(Entries from a dataset of interfaces)
○ ○ ○ ○ ○ ○ ○

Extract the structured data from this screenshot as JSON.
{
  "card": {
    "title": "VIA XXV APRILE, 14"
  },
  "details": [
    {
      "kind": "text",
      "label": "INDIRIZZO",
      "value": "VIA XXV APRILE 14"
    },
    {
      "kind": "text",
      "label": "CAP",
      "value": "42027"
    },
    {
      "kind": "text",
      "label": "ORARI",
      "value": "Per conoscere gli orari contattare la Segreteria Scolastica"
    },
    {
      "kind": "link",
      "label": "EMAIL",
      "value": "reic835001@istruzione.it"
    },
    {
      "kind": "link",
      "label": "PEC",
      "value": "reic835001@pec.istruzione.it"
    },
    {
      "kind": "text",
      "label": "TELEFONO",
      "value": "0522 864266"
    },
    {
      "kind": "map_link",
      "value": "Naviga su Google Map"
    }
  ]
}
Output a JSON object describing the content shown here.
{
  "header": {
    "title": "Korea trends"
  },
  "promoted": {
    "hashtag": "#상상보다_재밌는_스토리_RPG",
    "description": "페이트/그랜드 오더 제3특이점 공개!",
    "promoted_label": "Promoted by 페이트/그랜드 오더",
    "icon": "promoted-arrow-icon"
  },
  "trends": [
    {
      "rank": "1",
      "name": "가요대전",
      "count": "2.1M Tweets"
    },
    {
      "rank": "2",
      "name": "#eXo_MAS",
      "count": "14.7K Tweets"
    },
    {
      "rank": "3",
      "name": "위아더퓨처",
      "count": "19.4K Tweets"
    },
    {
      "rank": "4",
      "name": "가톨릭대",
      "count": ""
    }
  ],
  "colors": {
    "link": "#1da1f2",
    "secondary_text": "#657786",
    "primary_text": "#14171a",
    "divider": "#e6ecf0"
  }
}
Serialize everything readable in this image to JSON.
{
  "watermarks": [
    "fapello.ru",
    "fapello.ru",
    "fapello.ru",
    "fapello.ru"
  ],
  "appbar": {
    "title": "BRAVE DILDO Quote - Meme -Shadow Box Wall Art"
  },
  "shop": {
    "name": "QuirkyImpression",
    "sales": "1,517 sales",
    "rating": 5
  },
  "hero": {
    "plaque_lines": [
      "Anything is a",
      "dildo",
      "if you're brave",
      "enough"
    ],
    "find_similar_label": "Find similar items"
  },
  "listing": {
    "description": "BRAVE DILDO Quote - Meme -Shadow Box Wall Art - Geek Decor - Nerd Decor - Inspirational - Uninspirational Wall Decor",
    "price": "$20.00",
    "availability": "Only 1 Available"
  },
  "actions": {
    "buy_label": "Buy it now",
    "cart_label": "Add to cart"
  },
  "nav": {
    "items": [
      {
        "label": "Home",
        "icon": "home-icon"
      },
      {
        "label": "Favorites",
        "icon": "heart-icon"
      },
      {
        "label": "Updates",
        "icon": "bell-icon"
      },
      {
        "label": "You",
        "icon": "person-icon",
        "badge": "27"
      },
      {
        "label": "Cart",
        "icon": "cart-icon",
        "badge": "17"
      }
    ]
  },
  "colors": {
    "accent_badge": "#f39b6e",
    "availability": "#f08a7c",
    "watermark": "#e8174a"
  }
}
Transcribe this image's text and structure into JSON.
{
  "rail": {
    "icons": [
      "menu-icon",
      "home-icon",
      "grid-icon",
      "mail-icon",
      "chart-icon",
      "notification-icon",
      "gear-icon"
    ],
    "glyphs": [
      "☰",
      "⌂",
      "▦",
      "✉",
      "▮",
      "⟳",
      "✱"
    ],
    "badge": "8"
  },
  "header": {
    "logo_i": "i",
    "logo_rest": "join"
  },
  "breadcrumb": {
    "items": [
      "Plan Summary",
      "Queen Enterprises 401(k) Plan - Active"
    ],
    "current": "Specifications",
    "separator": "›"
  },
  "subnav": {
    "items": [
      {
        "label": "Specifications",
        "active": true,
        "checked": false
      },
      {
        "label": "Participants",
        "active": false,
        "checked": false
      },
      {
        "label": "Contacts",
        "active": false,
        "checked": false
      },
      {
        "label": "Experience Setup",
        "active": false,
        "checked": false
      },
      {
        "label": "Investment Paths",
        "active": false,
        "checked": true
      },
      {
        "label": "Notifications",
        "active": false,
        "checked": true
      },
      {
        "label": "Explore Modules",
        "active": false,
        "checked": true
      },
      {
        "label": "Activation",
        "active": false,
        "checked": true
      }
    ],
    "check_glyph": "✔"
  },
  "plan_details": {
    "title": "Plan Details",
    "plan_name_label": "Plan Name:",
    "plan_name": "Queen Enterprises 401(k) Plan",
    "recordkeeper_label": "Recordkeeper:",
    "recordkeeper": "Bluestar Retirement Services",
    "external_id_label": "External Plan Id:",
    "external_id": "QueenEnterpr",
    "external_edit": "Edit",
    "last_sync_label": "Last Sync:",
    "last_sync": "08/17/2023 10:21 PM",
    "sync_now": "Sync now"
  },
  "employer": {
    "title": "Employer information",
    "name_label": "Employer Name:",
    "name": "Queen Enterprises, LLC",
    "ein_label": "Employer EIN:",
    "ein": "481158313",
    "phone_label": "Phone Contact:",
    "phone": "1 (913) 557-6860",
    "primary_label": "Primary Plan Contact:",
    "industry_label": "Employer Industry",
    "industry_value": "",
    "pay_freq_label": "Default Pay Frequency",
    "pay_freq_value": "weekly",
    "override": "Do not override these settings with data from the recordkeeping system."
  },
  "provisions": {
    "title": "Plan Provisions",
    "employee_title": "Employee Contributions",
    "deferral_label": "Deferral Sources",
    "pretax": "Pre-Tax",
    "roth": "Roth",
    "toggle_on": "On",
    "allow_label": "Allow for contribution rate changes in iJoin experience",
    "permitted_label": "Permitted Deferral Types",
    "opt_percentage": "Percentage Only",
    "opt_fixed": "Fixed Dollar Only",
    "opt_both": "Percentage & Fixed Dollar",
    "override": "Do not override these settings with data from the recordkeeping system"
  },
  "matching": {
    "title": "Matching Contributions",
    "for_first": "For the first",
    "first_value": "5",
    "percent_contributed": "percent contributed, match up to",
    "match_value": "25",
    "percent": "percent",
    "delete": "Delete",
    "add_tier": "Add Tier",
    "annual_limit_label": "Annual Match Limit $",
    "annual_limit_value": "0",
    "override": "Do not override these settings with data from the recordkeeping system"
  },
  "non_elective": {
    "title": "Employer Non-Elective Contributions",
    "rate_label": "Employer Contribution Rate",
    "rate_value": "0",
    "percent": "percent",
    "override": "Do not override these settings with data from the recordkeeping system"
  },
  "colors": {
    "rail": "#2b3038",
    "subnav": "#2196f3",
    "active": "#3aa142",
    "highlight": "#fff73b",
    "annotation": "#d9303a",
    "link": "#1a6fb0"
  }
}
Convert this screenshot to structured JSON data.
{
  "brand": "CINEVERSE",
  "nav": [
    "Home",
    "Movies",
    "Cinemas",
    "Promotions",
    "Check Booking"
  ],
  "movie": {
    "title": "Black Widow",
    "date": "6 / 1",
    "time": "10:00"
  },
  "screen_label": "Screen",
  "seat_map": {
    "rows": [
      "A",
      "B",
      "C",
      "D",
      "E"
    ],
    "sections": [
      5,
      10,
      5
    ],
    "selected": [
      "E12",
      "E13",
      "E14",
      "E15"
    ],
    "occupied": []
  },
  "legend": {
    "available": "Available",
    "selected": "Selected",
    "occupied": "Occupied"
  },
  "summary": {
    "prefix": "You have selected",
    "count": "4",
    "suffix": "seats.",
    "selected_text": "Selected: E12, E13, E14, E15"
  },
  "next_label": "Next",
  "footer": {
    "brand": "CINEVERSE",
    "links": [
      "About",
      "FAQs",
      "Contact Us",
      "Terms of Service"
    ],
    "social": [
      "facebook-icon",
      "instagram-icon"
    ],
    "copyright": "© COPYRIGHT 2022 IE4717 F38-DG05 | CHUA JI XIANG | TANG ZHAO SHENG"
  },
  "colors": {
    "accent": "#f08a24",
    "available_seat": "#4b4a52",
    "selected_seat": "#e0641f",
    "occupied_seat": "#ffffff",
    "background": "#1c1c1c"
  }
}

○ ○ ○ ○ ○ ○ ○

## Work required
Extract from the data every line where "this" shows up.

## Written answer
Extract the structured data from this screenshot as JSON.
Serialize everything readable in this image to JSON.
Transcribe this image's text and structure into JSON.
Convert this screenshot to structured JSON data.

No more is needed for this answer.